{vurb}'s wine columnist shares some suggests for summer wine pairings.

{vurb}'s wine columnist shares some suggests for summer wine pairings.

Wine pairings for Nelson summers

Nelson's wine columnist Nanci Suuban offers tips for summer wine pairings.

Summer is the most hedonistic season! Consider basking on the beach, frolicking at a music festival, gnawing on some grilled food with friends, or, of course, sipping a fine wine. Who can resist these simple pleasures?

The joy of sharing food and wine with friends and family is hard to beat, so let’s have a look at some wine ideas to take to those boisterous backyard barbeques.

The classic example to pair with grilled steak is Cabernet Sauvignon.

The full, rich flavours of both are an obvious match. The proteins in the meat interact with the tannins in the wine to soften them. They don’t overpower each other, as they are of similar weight.

This is not to say that you must always pair a Cab. with red meat. Zinfandel would go nicely with game and smoky dishes, and Australian Shiraz with lamb and other hearty foods. Chianti would be nice when tomatoes are involved, and a Spanish Rioja is a good fit with most grilled dishes.

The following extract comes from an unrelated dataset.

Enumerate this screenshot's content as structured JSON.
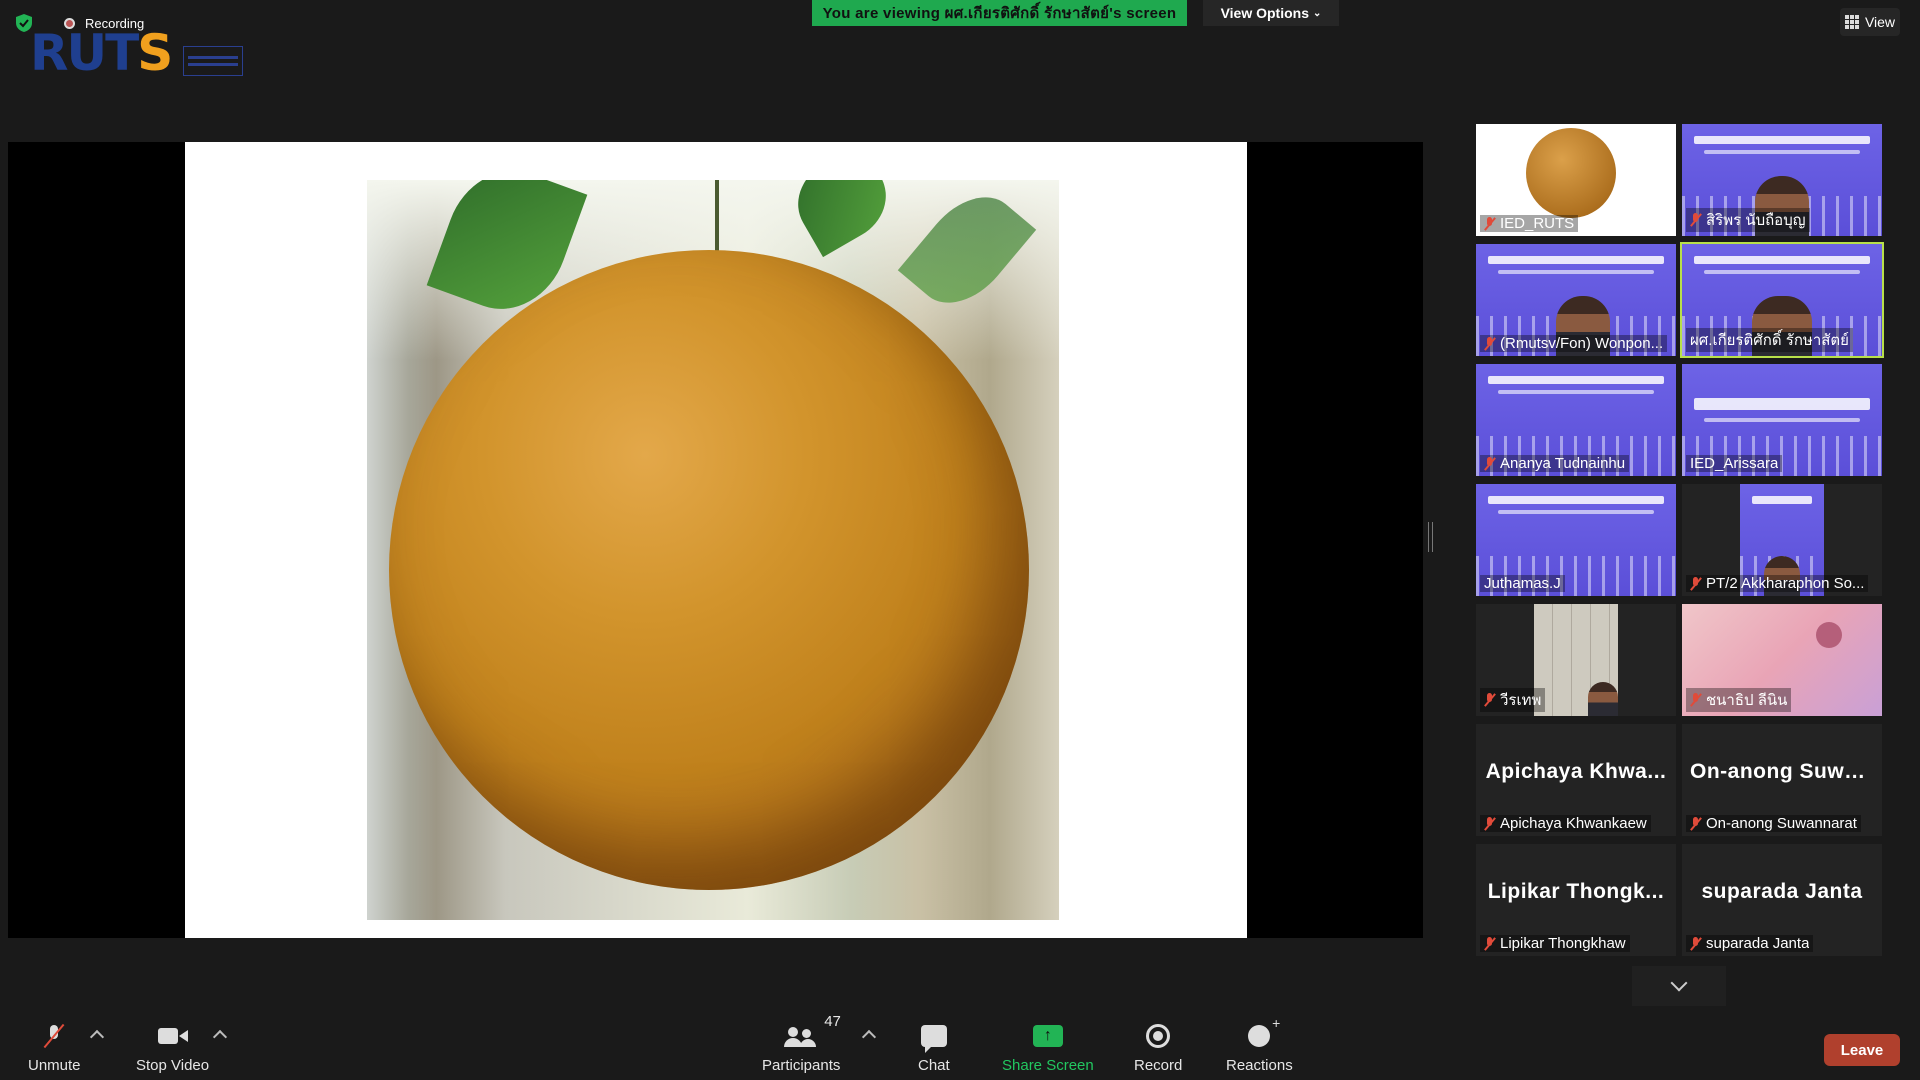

Get to know what your favourite pairings are by trying different combinations. Lately I’m enjoying the many red Côtes du Rhône of southern France that pair well with so many barbecued foods.

Many of these are GSMs. The fruitiness of the Grenache grape, along with the full-bodied spiciness of the Syrah, and rusticity of Mourvèdre combine to give us a perfect wine to be enjoyed with red meats, pork, grilled marinated vegetables and char-marked chicken.

Consider the marinades and sauces when choosing a wine. Grilling always adds more flavour and intensity to the foods we eat. Try the Saint Cosme Côtes du Rhône.

Pinot Noir from Washington, or an oaked Chardonnay from California would be lovely with salmon on the grill or cedar plank. Yum!  How about the Bonterra organic Chardonnay?

VQA Merlot from Canada, like Cedar Creek or Peller Family Estate, or an Argentinian Malbec like Catena or Trapiche would pair well with your pork chops or ribs. They have a slight sweetness and plumy nature that can stand up to rich barbecue sauces.

Sauvignon Blanc is such a versatile wine. It is a full-flavoured white that will not be over-powered by grilled foods, yet has a fresh crispness that is a stunning match with fish and seafood or chicken dishes. I love the Sancerre from the Loire Valley in France for its minerality. Oysters on the half-shell anyone?

If grilling spicy prawns, perhaps a Gewürztraminer or Riesling is the best choice. Again, Canada has many great offerings. Gewurztraminer’s natural spiciness and Riesling’s tangy acidity, and both of their fruitiness will counter-balance the heat and spice. These also do well beside your brats (the sausage variety of course). Are you getting hungry yet?

I think the main point to remember when buying wine is that it is truly a personal choice; there are no hard and fast rules. Only you know what makes you happy, but you can have a lot of fun experimenting. Remember, the best pairing is the company you’re noshing with!

– Nanci Suuban